Over-the-air updates will obliterate car repair shops – but not for long…

Tesla has been doing it for years now and keeps impressing their customers and fans with it: Over-the-air (OTA) updates for the vehicle software. With the updated and improved software, the cars get additional features such as an improved battery management, increased efficiency or advanced vehicle dynamics control for a better ride – all of it basically overnight and without seeing the inside of a dealership.​

Due to the increasing connectivity of modern cars, OTA will become a standard for most cars in not too many years from now. The advantages are obvious. Today, still most software updates for any vehicle are installed when the car is at the dealership for a regular service or maintenance stop. This, however, won’t be sufficient anymore once the digital functions reach a certain level. Imagine you’d have to go to the Apple store, every time your iPhone or an app on it needs an update. The digital functions of our cars will soon surpass those on our phones. Advanced infotainment features, car-to-x communication and most importantly the automated and autonomous driving functions will make it necessary, that all hardware can be supplied with state-of-the-art software regularly. 

It is all about trust​

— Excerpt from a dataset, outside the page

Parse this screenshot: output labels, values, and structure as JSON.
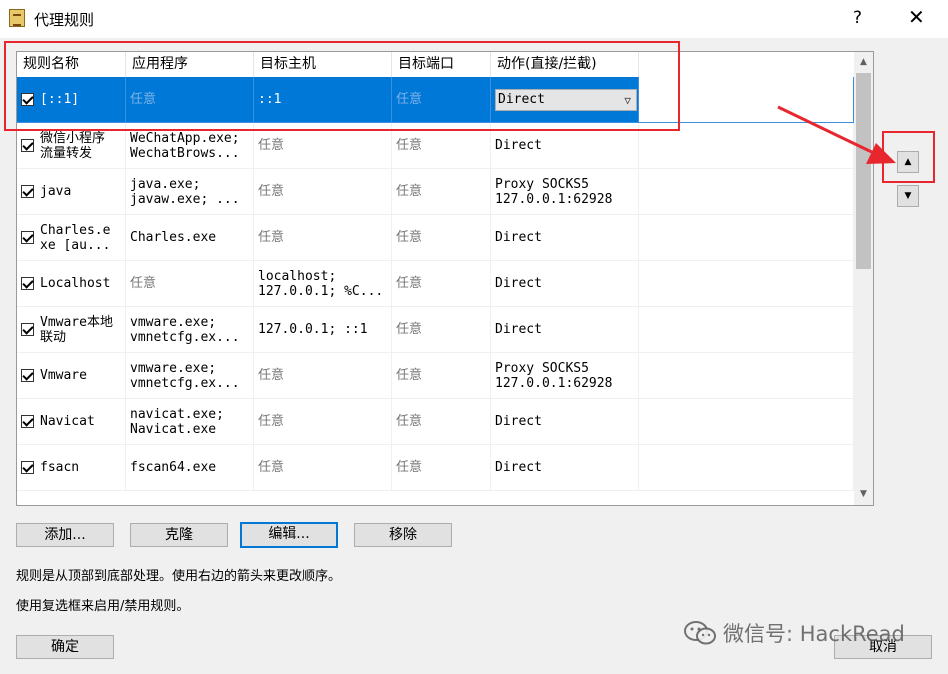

While such updates are convenient, your iPhone doesn’t do a hundred miles an hour on the freeway in autopilot. And that is, where we should distinguish. OTA updates for infotainment and comfort functions are a great thing, cheap for manufacturers and hassle-free for customers. If it comes to autonomous driving, safety is the most important aspect and needs to stand above all else. Car manufacturers should ask themselves, whether they should really risk that something goes wrong, which could in the worst-case lead to an (fatal) accident. How can manufacturers guarantee that all updates have been delivered or installed correctly and how can they document and prove it in a potential court of law? These imponderables could in fact lead to a resurgence of service and repair shops. While it is often believed, that their end is near, due to the lower maintenance efforts for electric cars, the new technologies could instead result in a higher demand for trained and well-equipped specialists. ​

The dawn of the new car repair shop 

The update-process of the future could look as follows: Car manufacturers train and equip specialists at the service shops, who are certified and reviewed regularly by authorities. The customer will receive the information about an available update from the car, which will also differentiate between a mandatory (safety-relevant) update or bugfix or a voluntary update for improved or additional functionalities, which could be fee-based or free of charge. At the service shop, the trained specialist will find the right update, check if everything fits with the car, install the update and document the completed operation.​

This approach, of course, demands a range of preparations. Trainings, as well as tools and processes need to be designed and established correctly – possibly in a joint effort by the whole car industry and according to a defined framework, so authorities can certify them. Industry experts could feel reminded of the Automotive SPICE standard, a framework developed by several international manufacturers to create a common assessment scheme for the development process.​

Another interesting aspect following the installation of updates is the testing of the new software. Updates of functions, which alter the ‘brain’ of an autonomous car, can change how it reacts in various situations. And although manufacturers will certainly do their best to create software which works even better, with the increasing number of updates, they just won’t be able to run the same number of tests as they do today. This could lead to different scenarios: The software could, for example, be distributed to key-users and beta-testers, volunteering to test the software in exchange for rewards. It is also imaginable, that the software automatically works in a kind of safe-mode for the first couple hundred kilometres, during which the system can monitor itself and then unlock the full functionalities if no problem occurred.  

Moving forward​

A lot of unanswered questions remain, which car manufacturers and policy-makers need to address soon so autonomous cars can hit the road within the next decade. Questions, which are essential to the safety of road users, but also questions which could lead to new business models and revenue streams.​

With our experience in the automotive world, our knowledge of implementing normative frameworks and our connection to tech start-ups, accilium is prepared to assist in finding answers to those questions!